Hippos, those behemoth creatures of the African waters, often depicted as gentle giants, hold a myriad of secrets beneath their imposing exterior. From their unexpected agility to their complex social structures, hippos are truly fascinating creatures deserving of our attention. In this blog post, we’ll delve into the depths of hippo knowledge and uncover five astonishing facts about these enigmatic animals.

  1. Masters of the Water: While hippos may appear cumbersome on land, they are incredibly agile in water. Despite their hefty size, they can move gracefully through the water, using their webbed feet to navigate effortlessly. They can hold their breath for up to five minutes, allowing them to submerge and resurface with ease.
  2. Herbivorous Appetites: hippos are not carnivorous. They are strictly herbivores, with a diet mainly consisting of grasses and aquatic plants. Despite their massive size, they possess a unique digestive system that efficiently processes large quantities of vegetation. This diet is essential for sustaining their energy levels, especially considering the amount of food they consume daily.
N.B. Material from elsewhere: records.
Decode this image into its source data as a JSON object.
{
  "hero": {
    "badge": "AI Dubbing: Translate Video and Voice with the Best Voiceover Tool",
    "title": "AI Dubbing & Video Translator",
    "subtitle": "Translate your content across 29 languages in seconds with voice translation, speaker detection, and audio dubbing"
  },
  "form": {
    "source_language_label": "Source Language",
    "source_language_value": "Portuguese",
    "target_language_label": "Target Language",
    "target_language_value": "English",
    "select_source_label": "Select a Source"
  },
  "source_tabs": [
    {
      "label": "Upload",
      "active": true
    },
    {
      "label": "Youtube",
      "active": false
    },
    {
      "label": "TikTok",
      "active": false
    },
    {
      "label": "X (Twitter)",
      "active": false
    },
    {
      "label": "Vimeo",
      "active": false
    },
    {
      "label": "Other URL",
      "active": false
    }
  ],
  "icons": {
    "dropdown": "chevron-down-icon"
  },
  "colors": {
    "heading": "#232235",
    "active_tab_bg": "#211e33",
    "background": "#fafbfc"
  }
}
  3. Social Structures: Hippos are not solitary creatures; rather, they exhibit complex social structures within their groups. These groups, called pods, can consist of up to 10 to 30 individuals, led by a dominant male. Within these pods, intricate hierarchies form, with individuals establishing their ranks through displays of aggression and submission. Interestingly, despite their territorial nature, hippos within the same pod often share communal spaces for resting and socializing.
  4. Remarkable Communication: Communication among hippos is a fascinating aspect of their behaviour. While they may seem quiet to the casual observer, they actually possess a diverse range of vocalizations and body language cues to convey messages within their social groups. From grunts and honks to jaw displays and posturing, hippos use these signals to express dominance, submission, or even to warn others of potential dangers. Such communication plays a crucial role in maintaining cohesion within the pod.
  5. Nature’s Sunscreen: A fascinating fact about hippo skin is that it secretes a natural sunscreen substance known as “hipposudoric acid.” This acid is red-orange in color and acts as a powerful UV blocker, protecting the hippos from sunburn and potentially harmful UV radiation. Additionally, another substance called “norhipposudoric acid” found in their skin has antibiotic properties, helping to combat bacterial infections. The combination of these unique compounds not only shields hippos from the sun but also contributes to their distinct pinkish hue. So, while hippos may appear pink, especially when they emerge from the water, it’s actually a result of these natural sunscreen and antibacterial secretions rather than their actual skin colour.